Data about app and page elements
━━━━━━━━━━━━━━━━

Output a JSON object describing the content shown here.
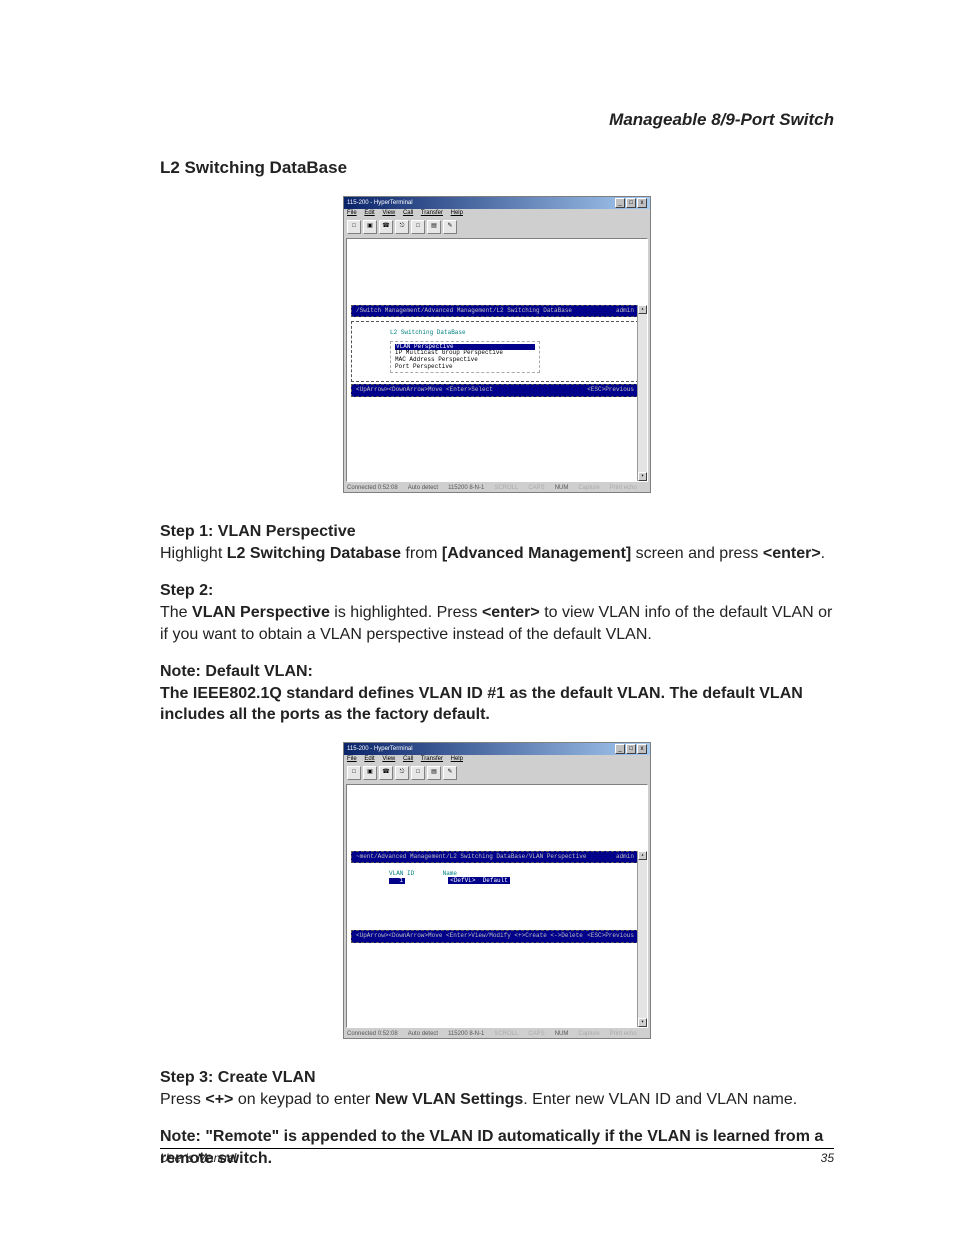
{
  "running_head": "Manageable 8/9-Port Switch",
  "section_title": "L2 Switching DataBase",
  "fig1": {
    "title": "115-200 - HyperTerminal",
    "menubar": [
      "File",
      "Edit",
      "View",
      "Call",
      "Transfer",
      "Help"
    ],
    "breadcrumb": "/Switch Management/Advanced Management/L2 Switching DataBase",
    "user": "admin",
    "panel_title": "L2 Switching DataBase",
    "menu_items": [
      "VLAN Perspective",
      "IP Multicast Group Perspective",
      "MAC Address Perspective",
      "Port Perspective"
    ],
    "foot_left": "<UpArrow><DownArrow>Move  <Enter>Select",
    "foot_right": "<ESC>Previous",
    "status": [
      "Connected 0:52:08",
      "Auto detect",
      "115200 8-N-1",
      "SCROLL",
      "CAPS",
      "NUM",
      "Capture",
      "Print echo"
    ]
  },
  "step1": {
    "heading": "Step 1: VLAN Perspective",
    "pre": "Highlight ",
    "bold1": "L2 Switching Database",
    "mid1": " from ",
    "bold2": "[Advanced Management]",
    "mid2": " screen and press ",
    "bold3": "<enter>",
    "end": "."
  },
  "step2": {
    "heading": "Step 2:",
    "pre": "The ",
    "bold1": "VLAN Perspective",
    "mid1": " is highlighted. Press ",
    "bold2": "<enter>",
    "rest": " to view VLAN info of the default VLAN or if you want to obtain a VLAN perspective instead of the default VLAN."
  },
  "note1": {
    "heading": "Note:   Default VLAN:",
    "body": "The IEEE802.1Q standard defines VLAN ID #1 as the default VLAN. The default VLAN includes all the ports as the factory default."
  },
  "fig2": {
    "title": "115-200 - HyperTerminal",
    "menubar": [
      "File",
      "Edit",
      "View",
      "Call",
      "Transfer",
      "Help"
    ],
    "breadcrumb": "~ment/Advanced Management/L2 Switching DataBase/VLAN Perspective",
    "user": "admin",
    "col1": "VLAN ID",
    "col2": "Name",
    "row_id": "1",
    "row_tag": "<DefVL>",
    "row_name": "Default",
    "foot_left": "<UpArrow><DownArrow>Move <Enter>View/Modify <+>Create <->Delete",
    "foot_right": "<ESC>Previous",
    "status": [
      "Connected 0:52:08",
      "Auto detect",
      "115200 8-N-1",
      "SCROLL",
      "CAPS",
      "NUM",
      "Capture",
      "Print echo"
    ]
  },
  "step3": {
    "heading": "Step 3: Create VLAN",
    "pre": "Press  ",
    "bold1": "<+>",
    "mid1": "  on keypad to enter ",
    "bold2": "New VLAN Settings",
    "rest": ". Enter new VLAN ID and VLAN name."
  },
  "note2": {
    "text": "Note:   \"Remote\" is appended to the VLAN ID automatically if the VLAN is learned from a remote switch."
  },
  "footer_left": "User's Manual",
  "footer_right": "35"
}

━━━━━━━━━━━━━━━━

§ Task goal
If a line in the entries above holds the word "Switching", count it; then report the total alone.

§ Problem solution
5